■ **To do**: Retyping the entries exactly is all that is required.
#### Provided data
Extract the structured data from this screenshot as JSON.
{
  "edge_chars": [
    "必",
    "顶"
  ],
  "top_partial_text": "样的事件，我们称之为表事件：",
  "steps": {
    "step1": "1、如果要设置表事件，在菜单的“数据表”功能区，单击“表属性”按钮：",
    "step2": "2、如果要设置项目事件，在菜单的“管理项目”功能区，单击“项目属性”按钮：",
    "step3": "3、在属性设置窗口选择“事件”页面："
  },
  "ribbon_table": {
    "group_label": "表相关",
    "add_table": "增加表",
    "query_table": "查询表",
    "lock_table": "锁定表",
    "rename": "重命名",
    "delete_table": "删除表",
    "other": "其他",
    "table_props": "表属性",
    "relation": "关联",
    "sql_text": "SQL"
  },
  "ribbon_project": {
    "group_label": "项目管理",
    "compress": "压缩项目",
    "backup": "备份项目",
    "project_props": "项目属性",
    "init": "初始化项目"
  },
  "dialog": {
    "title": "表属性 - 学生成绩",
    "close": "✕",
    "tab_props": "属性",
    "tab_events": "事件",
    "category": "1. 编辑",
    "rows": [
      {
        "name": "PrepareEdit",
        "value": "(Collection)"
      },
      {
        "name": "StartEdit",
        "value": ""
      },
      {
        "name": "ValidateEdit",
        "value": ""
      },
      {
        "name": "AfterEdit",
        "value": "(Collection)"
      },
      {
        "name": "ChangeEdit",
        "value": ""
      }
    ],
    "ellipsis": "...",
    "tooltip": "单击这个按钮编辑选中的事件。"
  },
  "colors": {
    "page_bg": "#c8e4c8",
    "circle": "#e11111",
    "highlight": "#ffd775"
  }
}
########
■ **Exercise solution**:
Extract the structured data from this screenshot as JSON.
{
  "edge_chars": [
    "必",
    "顶"
  ],
  "top_partial_text": "样的事件，我们称之为表事件：",
  "steps": {
    "step1": "1、如果要设置表事件，在菜单的“数据表”功能区，单击“表属性”按钮：",
    "step2": "2、如果要设置项目事件，在菜单的“管理项目”功能区，单击“项目属性”按钮：",
    "step3": "3、在属性设置窗口选择“事件”页面："
  },
  "ribbon_table": {
    "group_label": "表相关",
    "add_table": "增加表",
    "query_table": "查询表",
    "lock_table": "锁定表",
    "rename": "重命名",
    "delete_table": "删除表",
    "other": "其他",
    "table_props": "表属性",
    "relation": "关联",
    "sql_text": "SQL"
  },
  "ribbon_project": {
    "group_label": "项目管理",
    "compress": "压缩项目",
    "backup": "备份项目",
    "project_props": "项目属性",
    "init": "初始化项目"
  },
  "dialog": {
    "title": "表属性 - 学生成绩",
    "close": "✕",
    "tab_props": "属性",
    "tab_events": "事件",
    "category": "1. 编辑",
    "rows": [
      {
        "name": "PrepareEdit",
        "value": "(Collection)"
      },
      {
        "name": "StartEdit",
        "value": ""
      },
      {
        "name": "ValidateEdit",
        "value": ""
      },
      {
        "name": "AfterEdit",
        "value": "(Collection)"
      },
      {
        "name": "ChangeEdit",
        "value": ""
      }
    ],
    "ellipsis": "...",
    "tooltip": "单击这个按钮编辑选中的事件。"
  },
  "colors": {
    "page_bg": "#c8e4c8",
    "circle": "#e11111",
    "highlight": "#ffd775"
  }
}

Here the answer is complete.